The problem »
Every line with the word "JSON" in it should be extracted from the data that follows.

Dataset »
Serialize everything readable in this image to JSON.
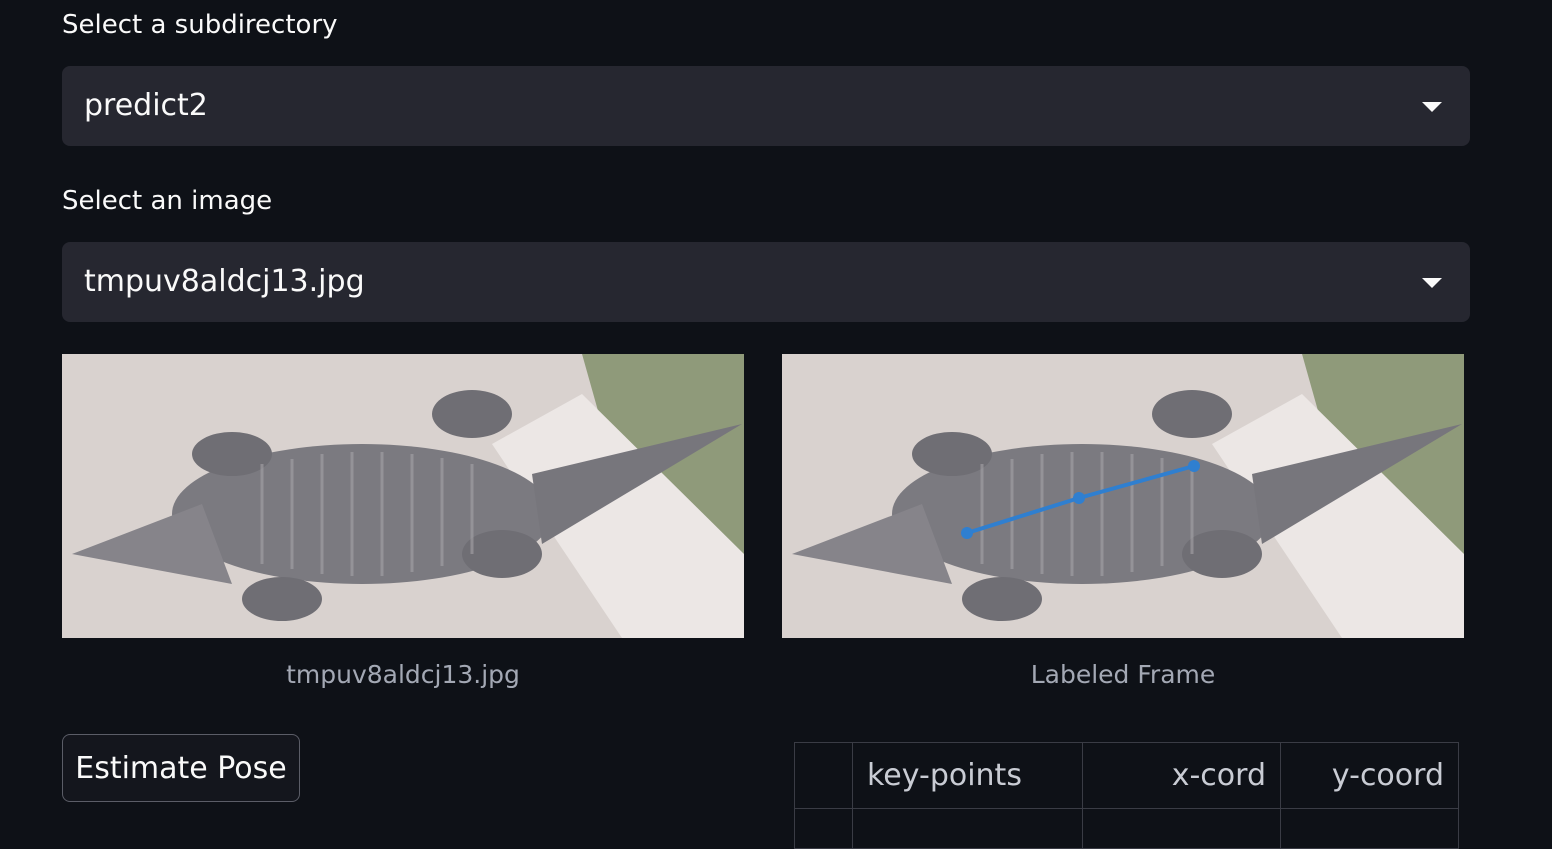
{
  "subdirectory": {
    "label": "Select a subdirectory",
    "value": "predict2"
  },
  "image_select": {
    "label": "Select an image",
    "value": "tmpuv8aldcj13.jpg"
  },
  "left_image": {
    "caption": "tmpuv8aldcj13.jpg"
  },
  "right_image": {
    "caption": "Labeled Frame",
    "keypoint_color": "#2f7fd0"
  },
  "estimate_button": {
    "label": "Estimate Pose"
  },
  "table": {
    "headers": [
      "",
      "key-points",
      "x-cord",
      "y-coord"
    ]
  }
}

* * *

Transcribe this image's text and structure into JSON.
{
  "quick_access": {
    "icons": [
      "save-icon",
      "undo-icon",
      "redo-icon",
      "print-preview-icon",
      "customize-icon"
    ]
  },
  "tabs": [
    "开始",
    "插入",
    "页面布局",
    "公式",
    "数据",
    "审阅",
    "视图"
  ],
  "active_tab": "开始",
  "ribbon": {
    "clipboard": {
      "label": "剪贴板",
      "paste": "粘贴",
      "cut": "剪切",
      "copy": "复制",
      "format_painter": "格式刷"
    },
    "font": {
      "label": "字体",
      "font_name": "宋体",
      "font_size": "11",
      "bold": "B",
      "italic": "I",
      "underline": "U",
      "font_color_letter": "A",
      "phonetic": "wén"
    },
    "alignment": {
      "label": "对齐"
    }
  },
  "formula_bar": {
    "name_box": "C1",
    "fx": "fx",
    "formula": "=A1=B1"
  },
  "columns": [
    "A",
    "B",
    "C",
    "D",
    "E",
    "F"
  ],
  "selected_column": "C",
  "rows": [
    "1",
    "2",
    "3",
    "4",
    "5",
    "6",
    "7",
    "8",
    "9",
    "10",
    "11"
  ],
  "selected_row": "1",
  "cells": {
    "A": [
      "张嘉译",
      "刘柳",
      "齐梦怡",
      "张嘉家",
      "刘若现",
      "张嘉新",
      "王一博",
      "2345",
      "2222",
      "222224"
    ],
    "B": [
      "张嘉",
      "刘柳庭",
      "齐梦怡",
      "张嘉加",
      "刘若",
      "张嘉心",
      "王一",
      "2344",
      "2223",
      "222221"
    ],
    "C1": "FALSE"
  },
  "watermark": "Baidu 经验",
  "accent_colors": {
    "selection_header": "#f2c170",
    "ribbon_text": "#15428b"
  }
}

Solution to this exercise »
Serialize everything readable in this image to JSON.
Transcribe this image's text and structure into JSON.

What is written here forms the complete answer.